Oil futures surged Wednesday in a late rally driven by news that workers at Chevron facilities in Nigeria had staged a surprise strike, and by a report that demand for gasoline is up.
Nigeria is Africa's biggest oil producer and one of the top overseas suppliers to the United States. Oil prices often rise when Nigerian oil supplies are threatened.
"Employees of some of the companies providing labor workforce to Chevron, and belonging to the National Union of Petroleum and Natural Gas Workers ... initiated [a] strike" at six facilities, Chevron said in a statement.
Chevron said production was unaffected. It was unclear how long the strike might last. Nigerian oil workers have a history of striking frequently, but returning to work quickly.
Prices were also supported by a MasterCard Advisors LLC report that concluded gasoline demand rose 1.3 percentage points last week compared to the same week last year.
U.S. light, sweet crude for November delivery rose $1.04 to settle at $81.30 a barrel on the New York Mercantile Exchange.
November gasoline rose 1.34 cents to settle at $2.0336 a gallon while Nymex heating oil rose 3.19 cents to settle at $2.2172 a gallon.
November natural gas rose 14.7 cents to settle at $7.01 per 1,000 cubic feet on expectations that this winter will be colder than last.
London November Brent crude rose $1.11 to settle at $78.60 a barrel on the ICE Futures exchange.
The news from Nigeria and MasterCard interrupted what had been a sleepy day in the Nymex energy futures pits. With little news driving prices earlier in the day, futures had alternated between gains and losses as traders debated whether Thursday's inventory report from the Energy Department's Energy Information Administration will show an increase in crude stockpiles.
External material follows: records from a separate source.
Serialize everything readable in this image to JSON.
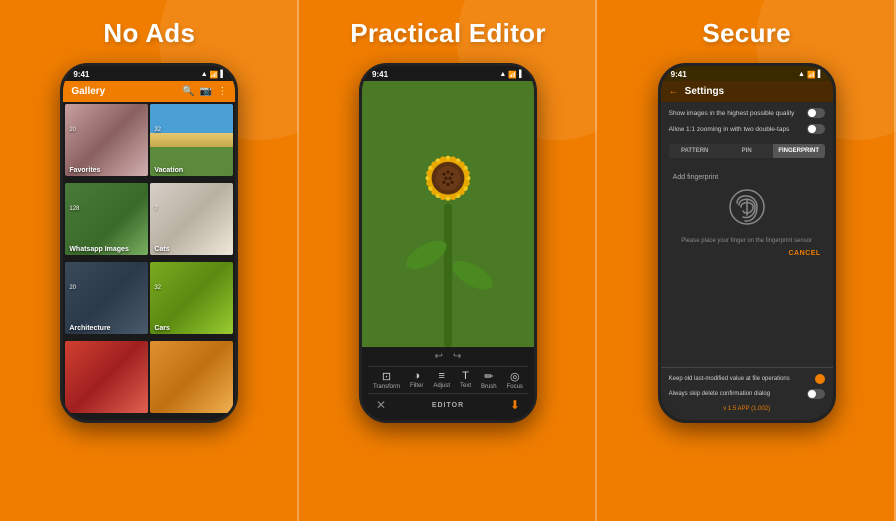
{
  "panels": [
    {
      "title": "No Ads",
      "type": "gallery",
      "statusTime": "9:41",
      "appTitle": "Gallery",
      "items": [
        {
          "label": "Favorites",
          "count": "20",
          "imgClass": "img-face"
        },
        {
          "label": "Vacation",
          "count": "32",
          "imgClass": "img-beach"
        },
        {
          "label": "Whatsapp Images",
          "count": "128",
          "imgClass": "img-plants"
        },
        {
          "label": "Cats",
          "count": "7",
          "imgClass": "img-cat"
        },
        {
          "label": "Architecture",
          "count": "20",
          "imgClass": "img-building"
        },
        {
          "label": "Cars",
          "count": "32",
          "imgClass": "img-car"
        },
        {
          "label": "",
          "count": "",
          "imgClass": "img-art1"
        },
        {
          "label": "",
          "count": "",
          "imgClass": "img-art2"
        }
      ]
    },
    {
      "title": "Practical Editor",
      "type": "editor",
      "statusTime": "9:41",
      "tools": [
        {
          "label": "Transform",
          "icon": "⊡"
        },
        {
          "label": "Filter",
          "icon": "◑"
        },
        {
          "label": "Adjust",
          "icon": "⊞"
        },
        {
          "label": "Text",
          "icon": "T"
        },
        {
          "label": "Brush",
          "icon": "✏"
        },
        {
          "label": "Focus",
          "icon": "◎"
        }
      ],
      "bottomLabel": "EDITOR"
    },
    {
      "title": "Secure",
      "type": "settings",
      "statusTime": "9:41",
      "appTitle": "Settings",
      "settingsRows": [
        {
          "text": "Show images in the highest possible quality",
          "toggle": false
        },
        {
          "text": "Allow 1:1 zooming in with two double-taps",
          "toggle": false
        }
      ],
      "authTabs": [
        "PATTERN",
        "PIN",
        "FINGERPRINT"
      ],
      "activeTab": 2,
      "addFingerprintLabel": "Add fingerprint",
      "fingerprintHint": "Please place your finger on the fingerprint sensor",
      "cancelLabel": "CANCEL",
      "bottomRows": [
        {
          "text": "Keep old last-modified value at file operations",
          "type": "dot"
        },
        {
          "text": "Always skip delete confirmation dialog",
          "toggle": false
        }
      ],
      "versionText": "v 1.5 APP (1.002)"
    }
  ]
}
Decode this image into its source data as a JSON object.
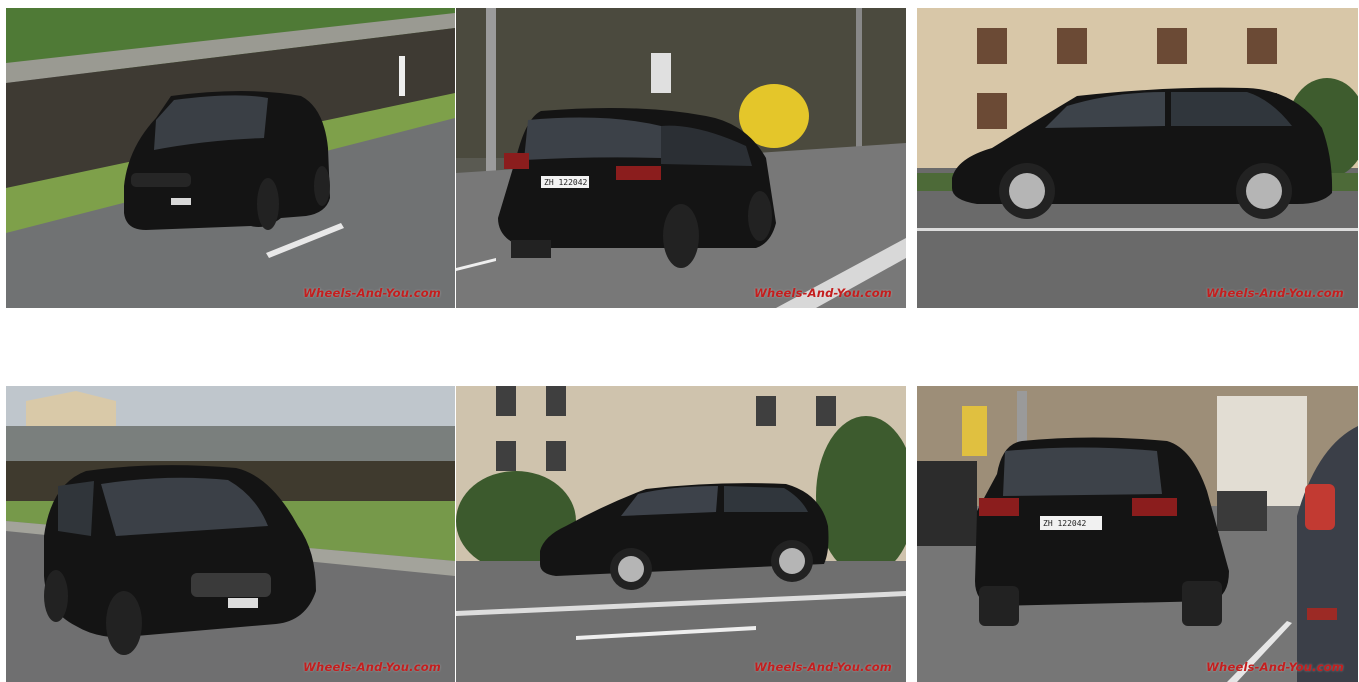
{
  "gallery": {
    "photos": [
      {
        "view": "front three-quarter, driving",
        "watermark": "Wheels-And-You.com"
      },
      {
        "view": "rear three-quarter, driving",
        "watermark": "Wheels-And-You.com",
        "plate": "ZH 122042"
      },
      {
        "view": "side profile, driving",
        "watermark": "Wheels-And-You.com"
      },
      {
        "view": "front three-quarter, cornering",
        "watermark": "Wheels-And-You.com"
      },
      {
        "view": "side profile, distant",
        "watermark": "Wheels-And-You.com"
      },
      {
        "view": "rear, city traffic",
        "watermark": "Wheels-And-You.com",
        "plate": "ZH 122042"
      }
    ]
  },
  "colors": {
    "car_body": "#141414",
    "road": "#6e6e6e",
    "grass": "#5f8a3a",
    "watermark": "#c41e1e"
  }
}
The report will be released a day later than normal due to Monday's Columbus Day holiday.
"The market was starving for some news," said Phil Flynn, an analyst at Alaron Trading in Chicago.
Analysts surveyed by Dow Jones Newswires predict, on average, that crude oil inventories rose 1 million barrels during the week ended Oct. 5, while refinery use fell 0.1 percentage point to 87.4 percent of capacity.
Gasoline inventories fell by 300,000 barrels last week, the analysts predict, while distillates, which include heating oil and diesel fuel, likely declined 600,000 barrels.
However, a consensus is far from clear, with some analysts expecting crude inventories to fall dramatically. A larger debate over whether oil supplies are adequate to meet fourth quarter demand remains far from settled.
The divergent opinions have been reflected in the oil market's recent volatility and lack of clear direction. Crude prices fell more than $2 a barrel on Monday, then recovered more than $1 on Tuesday. Oil prices have not ventured out of a range between $78 and $83 a barrel for most of the last month, despite two brief forays to record trading prices above $83.
High oil futures prices have not translated to higher prices at the pump. The average national price of a gallon of gas held steady overnight at $2.765, according to AAA and the Oil Price Information Service. In part, that's because high prices have chilled demand. Gas prices are well below their May peak of $3.227 a gallon, but 50 cents higher than they were a year ago.
It was the second week in a row that MasterCard's SpendingPulse report concluded that gasoline demand had risen the previous week. Last week, however, EIA data contradicted MasterCard's report, showing that demand actually fell the previous week. The MasterCard report bases its conclusions on data from the MasterCard payments network and estimates of all other forms of payment.